For Psalm 15 I wanted to capture both the questioning of the beginning and the resolution of the ending. So, I started on the dominant and used a Neapolitan 6 chord for the cadence.
|1||LORD, who may dwell in your tabernacle? *|
who may abide upon your holy hill?
|2||Whoever leads a blameless life and does what is right, *|
who speaks the truth from his heart.
|3||There is no guile upon his tongue;|
he does no evil to his friend; *
he does not heap contempt upon his neighbor.
|4||In his sight the wicked is rejected, *|
but he honors those who fear the LORD.
|5||He has sworn to do no wrong *|
and does not take back his word.
|6||He does not give his money in hope of gain, *|
nor does he take a bribe against the innocent.
|7||Whoever does these things *|
shall never be overthrown.
For Psalm 16, I started at the end and worked backwards. There is a cadence in Paul McCartney's The Long and Winding Road that I have always loved and wanted a occasion to steal. I figured there was no time like the present. This psalm starts out with the psalmist pleading for protection and ends with the confidence or faith in the providence of God. So, I made it highly chromatic and used one chord built on fifths instead of thirds.
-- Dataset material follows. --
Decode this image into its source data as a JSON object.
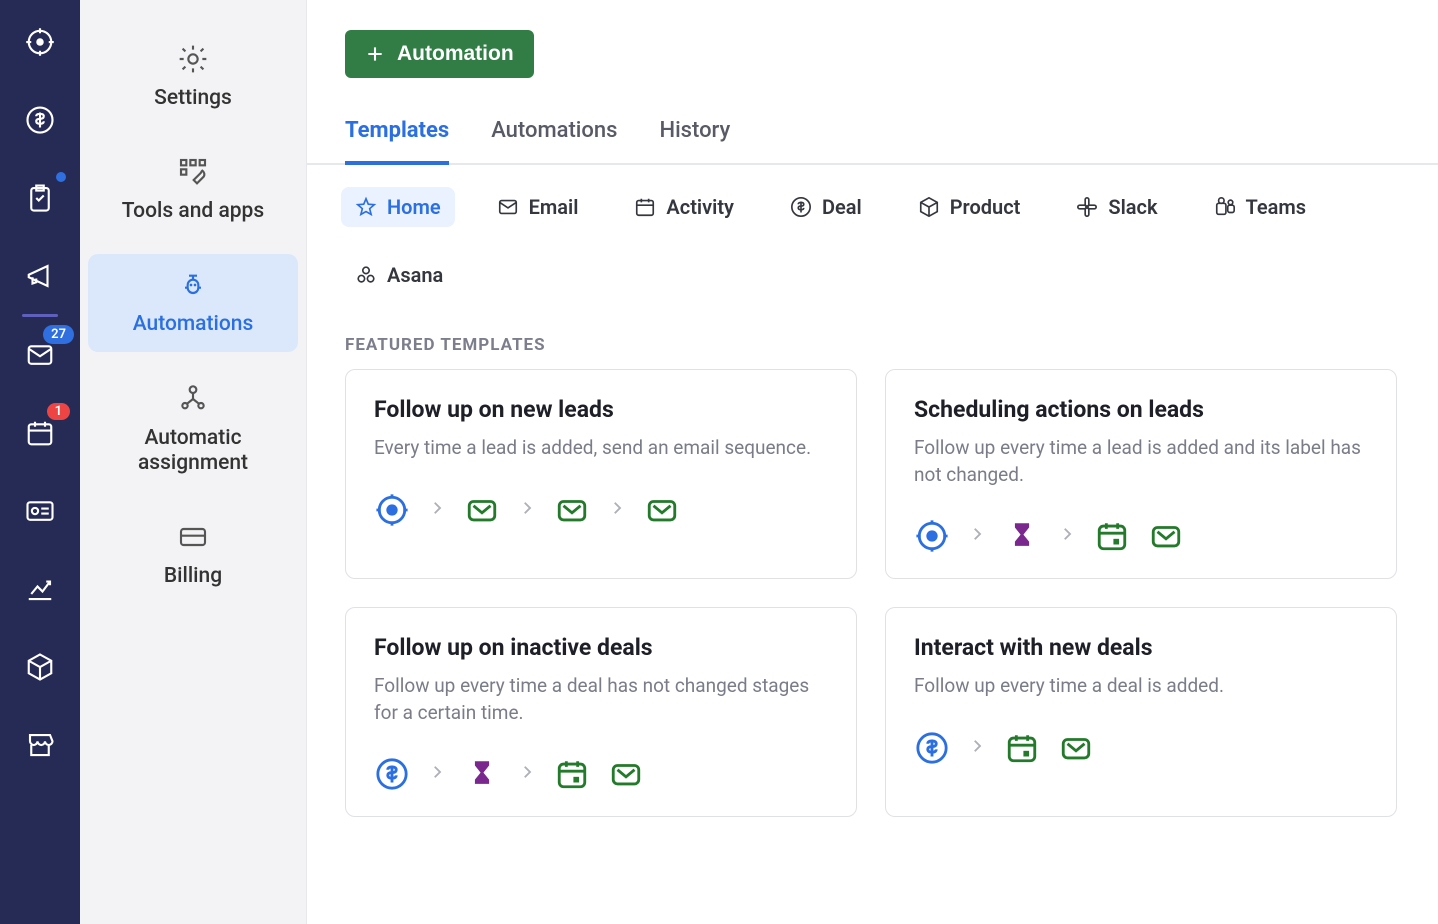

The resolution to an Eb Major chord at the end is, to me, reassuring of God's providence.
|1||Protect me, O God, for I take refuge in you; *|
I have said to the LORD, "You are my Lord,
my good above all other."